Problem statement:
Keeping every line intact, repeat the data word for word.

※ ※ ※

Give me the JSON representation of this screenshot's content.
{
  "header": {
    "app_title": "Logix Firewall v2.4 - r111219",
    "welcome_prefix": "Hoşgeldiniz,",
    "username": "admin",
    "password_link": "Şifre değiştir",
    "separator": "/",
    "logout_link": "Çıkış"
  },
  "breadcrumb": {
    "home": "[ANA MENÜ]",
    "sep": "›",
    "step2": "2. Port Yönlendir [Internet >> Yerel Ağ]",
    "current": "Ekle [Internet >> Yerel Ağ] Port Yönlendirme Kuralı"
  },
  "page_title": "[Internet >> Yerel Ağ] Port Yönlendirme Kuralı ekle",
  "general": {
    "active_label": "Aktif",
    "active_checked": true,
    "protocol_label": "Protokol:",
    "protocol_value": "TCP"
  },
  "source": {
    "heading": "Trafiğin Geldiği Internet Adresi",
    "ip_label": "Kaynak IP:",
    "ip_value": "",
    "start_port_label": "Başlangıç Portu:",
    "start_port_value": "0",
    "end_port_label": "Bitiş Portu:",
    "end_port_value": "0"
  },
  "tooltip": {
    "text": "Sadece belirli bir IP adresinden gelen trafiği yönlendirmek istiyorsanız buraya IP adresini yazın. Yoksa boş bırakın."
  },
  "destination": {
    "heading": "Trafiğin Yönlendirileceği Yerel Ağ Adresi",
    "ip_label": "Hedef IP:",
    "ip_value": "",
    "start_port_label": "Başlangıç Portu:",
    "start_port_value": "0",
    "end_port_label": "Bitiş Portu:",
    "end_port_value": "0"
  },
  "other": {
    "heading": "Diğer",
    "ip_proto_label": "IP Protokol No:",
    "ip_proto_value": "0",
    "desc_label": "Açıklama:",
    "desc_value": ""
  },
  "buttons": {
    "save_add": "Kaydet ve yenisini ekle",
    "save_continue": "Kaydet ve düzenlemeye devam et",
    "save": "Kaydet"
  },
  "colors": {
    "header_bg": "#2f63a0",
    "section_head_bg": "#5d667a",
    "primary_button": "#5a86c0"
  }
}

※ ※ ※

Reply to the exercise:
Give me the JSON representation of this screenshot's content.
{
  "header": {
    "app_title": "Logix Firewall v2.4 - r111219",
    "welcome_prefix": "Hoşgeldiniz,",
    "username": "admin",
    "password_link": "Şifre değiştir",
    "separator": "/",
    "logout_link": "Çıkış"
  },
  "breadcrumb": {
    "home": "[ANA MENÜ]",
    "sep": "›",
    "step2": "2. Port Yönlendir [Internet >> Yerel Ağ]",
    "current": "Ekle [Internet >> Yerel Ağ] Port Yönlendirme Kuralı"
  },
  "page_title": "[Internet >> Yerel Ağ] Port Yönlendirme Kuralı ekle",
  "general": {
    "active_label": "Aktif",
    "active_checked": true,
    "protocol_label": "Protokol:",
    "protocol_value": "TCP"
  },
  "source": {
    "heading": "Trafiğin Geldiği Internet Adresi",
    "ip_label": "Kaynak IP:",
    "ip_value": "",
    "start_port_label": "Başlangıç Portu:",
    "start_port_value": "0",
    "end_port_label": "Bitiş Portu:",
    "end_port_value": "0"
  },
  "tooltip": {
    "text": "Sadece belirli bir IP adresinden gelen trafiği yönlendirmek istiyorsanız buraya IP adresini yazın. Yoksa boş bırakın."
  },
  "destination": {
    "heading": "Trafiğin Yönlendirileceği Yerel Ağ Adresi",
    "ip_label": "Hedef IP:",
    "ip_value": "",
    "start_port_label": "Başlangıç Portu:",
    "start_port_value": "0",
    "end_port_label": "Bitiş Portu:",
    "end_port_value": "0"
  },
  "other": {
    "heading": "Diğer",
    "ip_proto_label": "IP Protokol No:",
    "ip_proto_value": "0",
    "desc_label": "Açıklama:",
    "desc_value": ""
  },
  "buttons": {
    "save_add": "Kaydet ve yenisini ekle",
    "save_continue": "Kaydet ve düzenlemeye devam et",
    "save": "Kaydet"
  },
  "colors": {
    "header_bg": "#2f63a0",
    "section_head_bg": "#5d667a",
    "primary_button": "#5a86c0"
  }
}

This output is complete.